An interesting piece by Manan Ahmed in The National. [UPDATED 9/3/10: Lapata's piece HERE predates Ahmed's, and should also be kept in mind for my response below.]
A rambling response:
I found this to be a superb piece, as well as personally useful inasmuch as it provided a pathway into Daisy Rockwell's work that had hitherto been denied to me (I had always found her images compelling, but inaccessible and "closed" to me, and Ahmed's reading was thus suggestive and welcome). No reader of this blog will be surprised to read that I found Ahmed's invocation of Bollywood (and its contrast with American discourses on terrorism) useful -- it would be too bureaucratic, too much like the 9/11 Commission, to gauge imaginative work in terms of its utility (especially given that the Bollywood films co-exist with horrific state abuses, within or without the paradigm of counter-terrorism operations), but, nevertheless, the tradition of imagining the terrorist as borne from the state's own excesses (Dil Se is the best, by far; Fiza and Dhoka are crappily part of the same vein) is valuable work. More importantly, eschewing the tendency to imagine the terrorist as completely other, which Ahmed reads American discourses as doing, is ethical work, and when harnessed to the extraordinary appeal of the mass stars (Hrithik Roshan, Shah Rukh Khan, Aamir Khan, and so on), Bollywood representations of the terrorist open up a space where empathy (not so much for the terrorist as for the people caught up in the vice-like grip of conflict, suspicion, and cruelty; from among whom the ranks of terrorists might be drawn) might be imagined.

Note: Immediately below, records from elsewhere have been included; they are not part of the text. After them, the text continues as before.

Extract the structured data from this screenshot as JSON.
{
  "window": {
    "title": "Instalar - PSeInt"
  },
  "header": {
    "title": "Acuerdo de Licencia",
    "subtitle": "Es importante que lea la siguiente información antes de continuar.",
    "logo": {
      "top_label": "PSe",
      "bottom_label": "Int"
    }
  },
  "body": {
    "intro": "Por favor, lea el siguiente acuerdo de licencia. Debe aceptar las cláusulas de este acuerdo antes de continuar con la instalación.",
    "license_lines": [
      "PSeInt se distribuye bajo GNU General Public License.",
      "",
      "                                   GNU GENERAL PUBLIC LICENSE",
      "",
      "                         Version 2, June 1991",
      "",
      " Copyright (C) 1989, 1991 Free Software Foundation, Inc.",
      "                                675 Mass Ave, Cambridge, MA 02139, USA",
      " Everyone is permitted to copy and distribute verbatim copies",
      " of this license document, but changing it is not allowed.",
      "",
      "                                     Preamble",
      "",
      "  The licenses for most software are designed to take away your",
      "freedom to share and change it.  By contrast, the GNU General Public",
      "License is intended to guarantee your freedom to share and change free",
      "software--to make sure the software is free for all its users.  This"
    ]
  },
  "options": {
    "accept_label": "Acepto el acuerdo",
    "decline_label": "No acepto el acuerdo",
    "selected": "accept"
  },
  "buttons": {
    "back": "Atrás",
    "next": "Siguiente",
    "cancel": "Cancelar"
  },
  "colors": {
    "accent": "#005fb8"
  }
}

For Ahmed, then, America imagines the terrorist as other, whereas Bollywood can present a sympathetic portrayal -- but is this so only if the terrorist is not completely other? i.e., Where the terrorist is portrayed as completely other, are Indian representations no different in kind than American ones, and might this account for why Bollywood portrayals of Pakistani or Afghani terrorists seem seem completely "off"? (For instance, even in the otherwise fantastic Black Friday, not to speak of more mediocre fare like Deewar - Let's Bring Our Heroes Home, one is struck by how un-recognizable Pakistan is, almost as if Umberto Eco's Baudolino were telling the tale.) Perhaps the Bollywood model simply re-inscribes empathy in the nationalistic framework: we are asked to sympathize, and by the end of the film, we are asked to affirm the best that is in India, including the very sympathy the film elicits from us for our (misguided) own. But not universally (the film cited by Ahmed -- Dil Se -- is a good, if atypical, example), and perhaps, occasionally, there is sympathy for others as well: for instance, in Sarfarosh, it is the "muhajir" ISI agent played by Naseeruddin Shah who articulates the pain of Partition most frankly (although, there can be little doubt that the one-time countryman, the Pakistani, especially the "muhajir" with roots in areas that form part of even post-1947 India, is not an "other" in the same way that, e.g., the trans-national jihadi of Anil Sharma's The Hero is). Such imaginative sympathy, borne of liberal nationalism, might well be problematic, but I agree with Ahmed's implication that it remains a more self-aware and nuanced position than the civilizational/apocalyptic tone of struggle we have all become familiar with in post-9/11 American culture. Ahmed does well to make that last word the focus of his piece: one can only have realistic (that is to say banal) expectations from states and bureaucracies -- the real failure of imagination is occurring elsewhere.